The right to peaceful enjoyment of property is a fundamental human right, and can be justified only in the public interest, explained Rodoljub Šabić, a former commissioner for information of public importance and personal data protection, who is now a lawyer.
“If a road, railway, hospital, clinical center is built – the public interest is recognizable there and expropriation is carried out as a rule. Never in favor of some economic interests of some companies. And never in favor of a private company.”
Šabić explained to CINS how the authorities had changed the laws and expanded the possibility of expropriation for the benefit of a private company.
First the Law on Mining and Geological Exploration “created a crack” in 2015 so that expropriation could be done for the purposes of a private company, like Zijin.
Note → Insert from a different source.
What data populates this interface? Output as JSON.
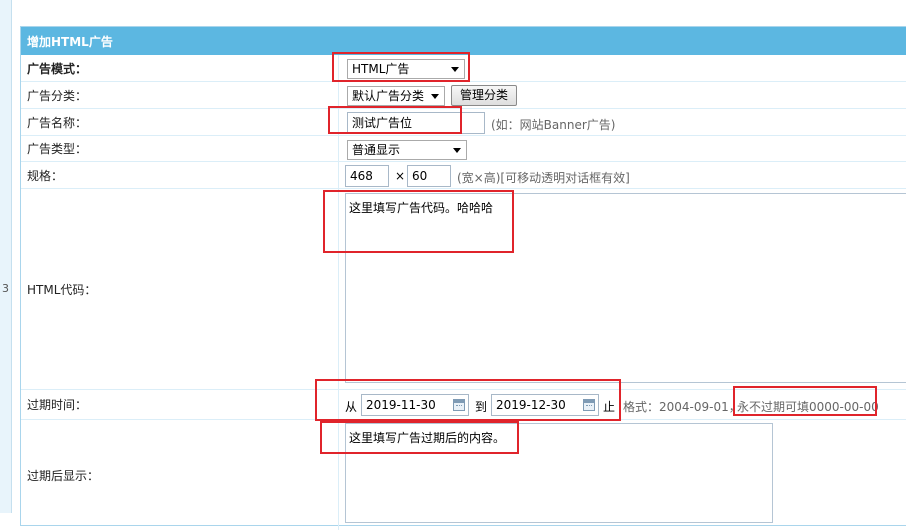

After that, the Law on Special Procedures for the Implementation of the Project of Construction and Reconstruction of Line Infrastructure Structures of Particular Importance to the Republic of Serbia was passed. That law, as Šabić put it, enables the Government to “declare whatever it wants [a matter of] public interest.”
Miodrag Živković believes the authorities had done a great injustice in favor of foreign investors when they passed the Law on Mining:
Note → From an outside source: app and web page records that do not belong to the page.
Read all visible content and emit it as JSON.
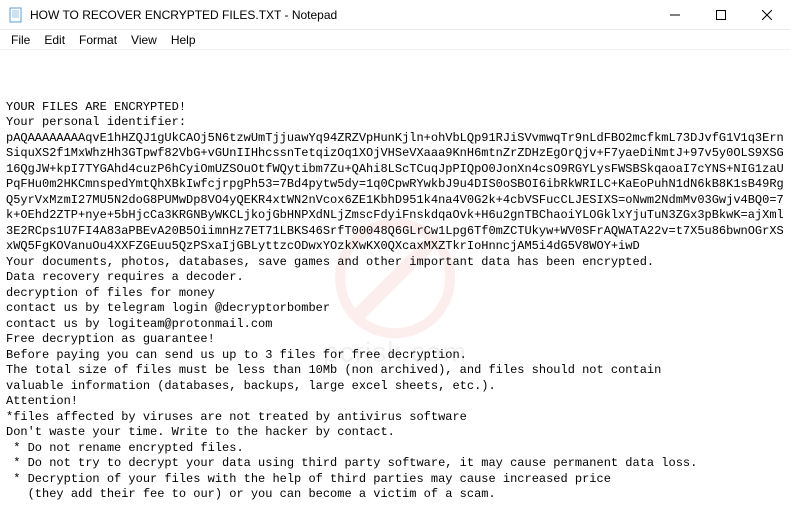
{
  "window": {
    "title": "HOW TO RECOVER ENCRYPTED FILES.TXT - Notepad"
  },
  "menu": {
    "items": [
      "File",
      "Edit",
      "Format",
      "View",
      "Help"
    ]
  },
  "body": {
    "l1": "YOUR FILES ARE ENCRYPTED!",
    "l2": "Your personal identifier:",
    "l3": "pAQAAAAAAAAqvE1hHZQJ1gUkCAOj5N6tzwUmTjjuawYq94ZRZVpHunKjln+ohVbLQp91RJiSVvmwqTr9nLdFBO2mcfkmL73DJvfG1V1q3ErnSiquXS2f1MxWhzHh3GTpwf82VbG+vGUnIIHhcssnTetqizOq1XOjVHSeVXaaa9KnH6mtnZrZDHzEgOrQjv+F7yaeDiNmtJ+97v5y0OLS9XSG16QgJW+kpI7TYGAhd4cuzP6hCyiOmUZSOuOtfWQytibm7Zu+QAhi8LScTCuqJpPIQpO0JonXn4csO9RGYLysFWSBSkqaoaI7cYNS+NIG1zaUPqFHu0m2HKCmnspedYmtQhXBkIwfcjrpgPh53=7Bd4pytw5dy=1q0CpwRYwkbJ9u4DIS0oSBOI6ibRkWRILC+KaEoPuhN1dN6kB8K1sB49RgQ5yrVxMzmI27MU5N2doG8PUMwDp8VO4yQEKR4xtWN2nVcox6ZE1KbhD951k4na4V0G2k+4cbVSFucCLJESIXS=oNwm2NdmMv03Gwjv4BQ0=7k+OEhd2ZTP+nye+5bHjcCa3KRGNByWKCLjkojGbHNPXdNLjZmscFdyiFnskdqaOvk+H6u2gnTBChaoiYLOGklxYjuTuN3ZGx3pBkwK=ajXml3E2RCps1U7FI4A83aPBEvA20B5OiimnHz7ET71LBKS46SrfT00048Q6GLrCw1Lpg6Tf0mZCTUkyw+WV0SFrAQWATA22v=t7X5u86bwnOGrXSxWQ5FgKOVanuOu4XXFZGEuu5QzPSxaIjGBLyttzcODwxYOzkXwKX0QXcaxMXZTkrIoHnncjAM5i4dG5V8WOY+iwD",
    "l4": "",
    "l5": "",
    "l6": "Your documents, photos, databases, save games and other important data has been encrypted.",
    "l7": "Data recovery requires a decoder.",
    "l8": "decryption of files for money",
    "l9": "contact us by telegram login @decryptorbomber",
    "l10": "contact us by logiteam@protonmail.com",
    "l11": "Free decryption as guarantee!",
    "l12": "Before paying you can send us up to 3 files for free decryption.",
    "l13": "The total size of files must be less than 10Mb (non archived), and files should not contain",
    "l14": "valuable information (databases, backups, large excel sheets, etc.).",
    "l15": "",
    "l16": "",
    "l17": "Attention!",
    "l18": "*files affected by viruses are not treated by antivirus software",
    "l19": "Don't waste your time. Write to the hacker by contact.",
    "l20": " * Do not rename encrypted files.",
    "l21": " * Do not try to decrypt your data using third party software, it may cause permanent data loss.",
    "l22": " * Decryption of your files with the help of third parties may cause increased price",
    "l23": "   (they add their fee to our) or you can become a victim of a scam."
  },
  "watermark": {
    "text": "pcrisk.com"
  }
}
“That was done deliberately, on purpose, knowing that the Chinese, Rio Tinto, foreign investors would come here, so let the authorities deal with that and not have any problems.”
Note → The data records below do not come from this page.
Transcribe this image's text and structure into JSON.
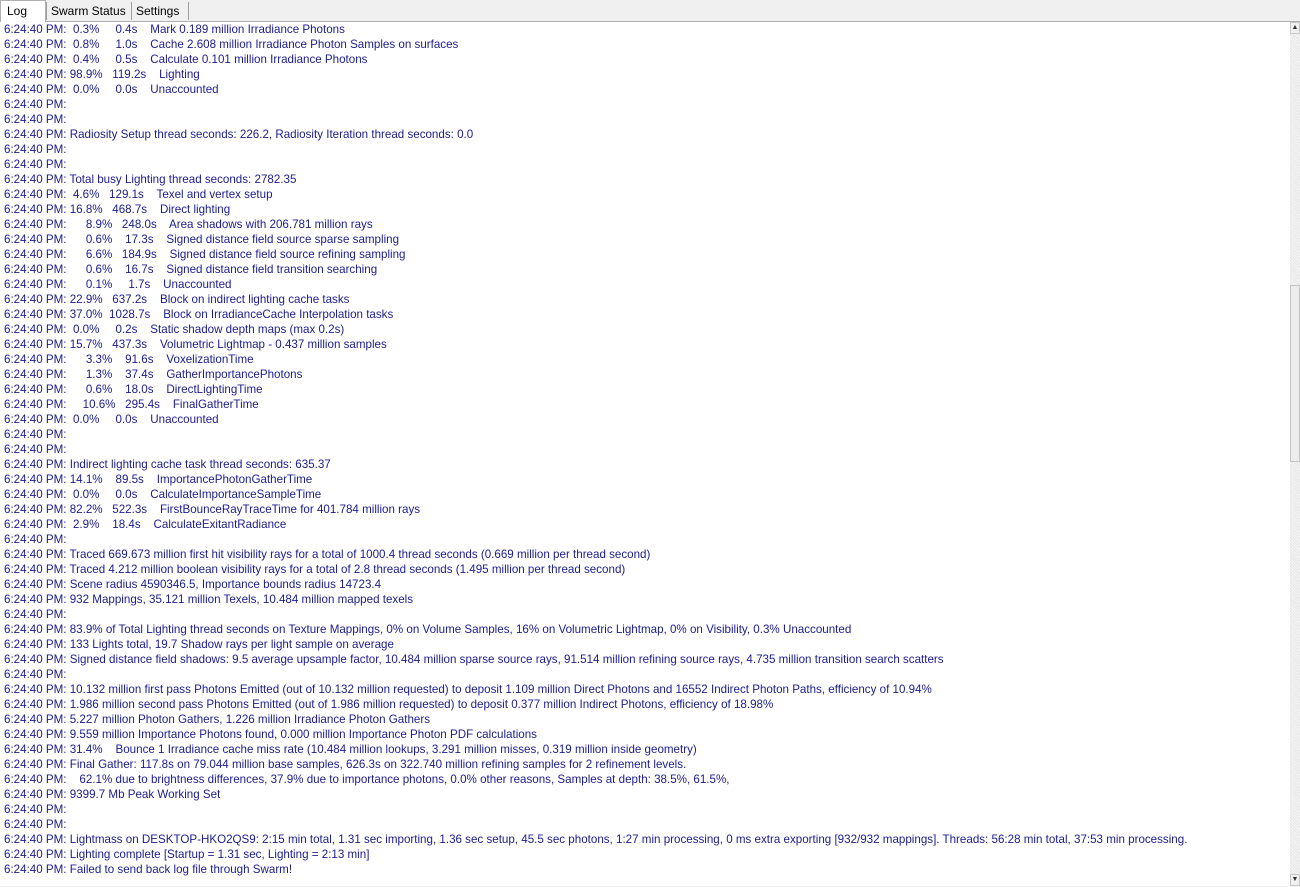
{
  "tabs": [
    {
      "label": "Log",
      "active": true
    },
    {
      "label": "Swarm Status",
      "active": false
    },
    {
      "label": "Settings",
      "active": false
    }
  ],
  "log": {
    "scroll_thumb_icon": "scroll-thumb",
    "lines": [
      "6:24:40 PM:  0.3%     0.4s    Mark 0.189 million Irradiance Photons",
      "6:24:40 PM:  0.8%     1.0s    Cache 2.608 million Irradiance Photon Samples on surfaces",
      "6:24:40 PM:  0.4%     0.5s    Calculate 0.101 million Irradiance Photons",
      "6:24:40 PM: 98.9%   119.2s    Lighting",
      "6:24:40 PM:  0.0%     0.0s    Unaccounted",
      "6:24:40 PM:",
      "6:24:40 PM:",
      "6:24:40 PM: Radiosity Setup thread seconds: 226.2, Radiosity Iteration thread seconds: 0.0",
      "6:24:40 PM:",
      "6:24:40 PM:",
      "6:24:40 PM: Total busy Lighting thread seconds: 2782.35",
      "6:24:40 PM:  4.6%   129.1s    Texel and vertex setup",
      "6:24:40 PM: 16.8%   468.7s    Direct lighting",
      "6:24:40 PM:      8.9%   248.0s    Area shadows with 206.781 million rays",
      "6:24:40 PM:      0.6%    17.3s    Signed distance field source sparse sampling",
      "6:24:40 PM:      6.6%   184.9s    Signed distance field source refining sampling",
      "6:24:40 PM:      0.6%    16.7s    Signed distance field transition searching",
      "6:24:40 PM:      0.1%     1.7s    Unaccounted",
      "6:24:40 PM: 22.9%   637.2s    Block on indirect lighting cache tasks",
      "6:24:40 PM: 37.0%  1028.7s    Block on IrradianceCache Interpolation tasks",
      "6:24:40 PM:  0.0%     0.2s    Static shadow depth maps (max 0.2s)",
      "6:24:40 PM: 15.7%   437.3s    Volumetric Lightmap - 0.437 million samples",
      "6:24:40 PM:      3.3%    91.6s    VoxelizationTime",
      "6:24:40 PM:      1.3%    37.4s    GatherImportancePhotons",
      "6:24:40 PM:      0.6%    18.0s    DirectLightingTime",
      "6:24:40 PM:     10.6%   295.4s    FinalGatherTime",
      "6:24:40 PM:  0.0%     0.0s    Unaccounted",
      "6:24:40 PM:",
      "6:24:40 PM:",
      "6:24:40 PM: Indirect lighting cache task thread seconds: 635.37",
      "6:24:40 PM: 14.1%    89.5s    ImportancePhotonGatherTime",
      "6:24:40 PM:  0.0%     0.0s    CalculateImportanceSampleTime",
      "6:24:40 PM: 82.2%   522.3s    FirstBounceRayTraceTime for 401.784 million rays",
      "6:24:40 PM:  2.9%    18.4s    CalculateExitantRadiance",
      "6:24:40 PM:",
      "6:24:40 PM: Traced 669.673 million first hit visibility rays for a total of 1000.4 thread seconds (0.669 million per thread second)",
      "6:24:40 PM: Traced 4.212 million boolean visibility rays for a total of 2.8 thread seconds (1.495 million per thread second)",
      "6:24:40 PM: Scene radius 4590346.5, Importance bounds radius 14723.4",
      "6:24:40 PM: 932 Mappings, 35.121 million Texels, 10.484 million mapped texels",
      "6:24:40 PM:",
      "6:24:40 PM: 83.9% of Total Lighting thread seconds on Texture Mappings, 0% on Volume Samples, 16% on Volumetric Lightmap, 0% on Visibility, 0.3% Unaccounted",
      "6:24:40 PM: 133 Lights total, 19.7 Shadow rays per light sample on average",
      "6:24:40 PM: Signed distance field shadows: 9.5 average upsample factor, 10.484 million sparse source rays, 91.514 million refining source rays, 4.735 million transition search scatters",
      "6:24:40 PM:",
      "6:24:40 PM: 10.132 million first pass Photons Emitted (out of 10.132 million requested) to deposit 1.109 million Direct Photons and 16552 Indirect Photon Paths, efficiency of 10.94%",
      "6:24:40 PM: 1.986 million second pass Photons Emitted (out of 1.986 million requested) to deposit 0.377 million Indirect Photons, efficiency of 18.98%",
      "6:24:40 PM: 5.227 million Photon Gathers, 1.226 million Irradiance Photon Gathers",
      "6:24:40 PM: 9.559 million Importance Photons found, 0.000 million Importance Photon PDF calculations",
      "6:24:40 PM: 31.4%    Bounce 1 Irradiance cache miss rate (10.484 million lookups, 3.291 million misses, 0.319 million inside geometry)",
      "6:24:40 PM: Final Gather: 117.8s on 79.044 million base samples, 626.3s on 322.740 million refining samples for 2 refinement levels.",
      "6:24:40 PM:    62.1% due to brightness differences, 37.9% due to importance photons, 0.0% other reasons, Samples at depth: 38.5%, 61.5%,",
      "6:24:40 PM: 9399.7 Mb Peak Working Set",
      "6:24:40 PM:",
      "6:24:40 PM:",
      "6:24:40 PM: Lightmass on DESKTOP-HKO2QS9: 2:15 min total, 1.31 sec importing, 1.36 sec setup, 45.5 sec photons, 1:27 min processing, 0 ms extra exporting [932/932 mappings]. Threads: 56:28 min total, 37:53 min processing.",
      "6:24:40 PM: Lighting complete [Startup = 1.31 sec, Lighting = 2:13 min]",
      "6:24:40 PM: Failed to send back log file through Swarm!"
    ]
  }
}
The amendments to the Law on Expropriation the National Assembly adopted in late November this year also benefit private companies. Because of the problems that citizens and activists had highlighted, Serbian President Aleksandar Vučić on December 8 returned the Law to the Assembly and suggested to the Government, as the one who had proposed the law, to amend the controversial parts and organize a public hearing in order to reach a broad public consensus. The Government then withdrew the Law until such potential changes are made.
New Law on Expropriation
Several protest rallies have been held in Belgrade against the amendments to the Law on Referendum and the Law on Expropriation. The focus was on a future jadarite mine which Rio Tinto plans to open near the town of Loznica. The activists opposed to the construction of the mine believe that the legal amendments are being prepared specifically for this project. The Government of Serbia has not declared this project a matter of public interest yet.
CINS wrote earlier how this company had been giving money to the local community, how it had been a welcome guest at the locals’ festivities, and then began buying up land for the new mine.
CINS’ interlocutors explained some of the key problems with the amendments to the law so far.
Luka Šterić, a researcher of the Belgrade Center for Security Policy (BCSP), said that for years the authorities had been attracting foreign investors by sidestepping regulations or turning a blind eye to violations of workers’ rights. So far, that has been done through non-transparent contracts or special laws that apply only to special cases, such as for example the lex specialis for the Belgrade Waterfront project.
Šterić concluded that the new Law on Expropriation was the next step in attracting investment:
“This is one step further in legalizing the practice according to which investors’ interest can be put above the public interest, i.e. above the rights of citizens, for example primarily to private property, but also to the clean environment in which they live.”
Dragiša Ćalić, a legal advisor at the Lawyers’ Committee for Human Rights (YUCOM), believes that the amendments to the Law on Expropriation severely limit human rights relative to the previous law. In his words, under the new regulation people will not be able to sell unlegalized structures at market prices but rather at less favorable construction ones, as well as that the periods for confiscating property are shorter.
The amendments allow expropriation for foreign companies to be carried out on the grounds of international contracts, adds Ćalić.
“The authorities and wealthy foreign investors are much stronger, while on the other side [there is] a citizen with very tight deadlines – that certainly goes against the possibility of standing up to a very important violation of your right by the authorities, and that is the right to your private property.”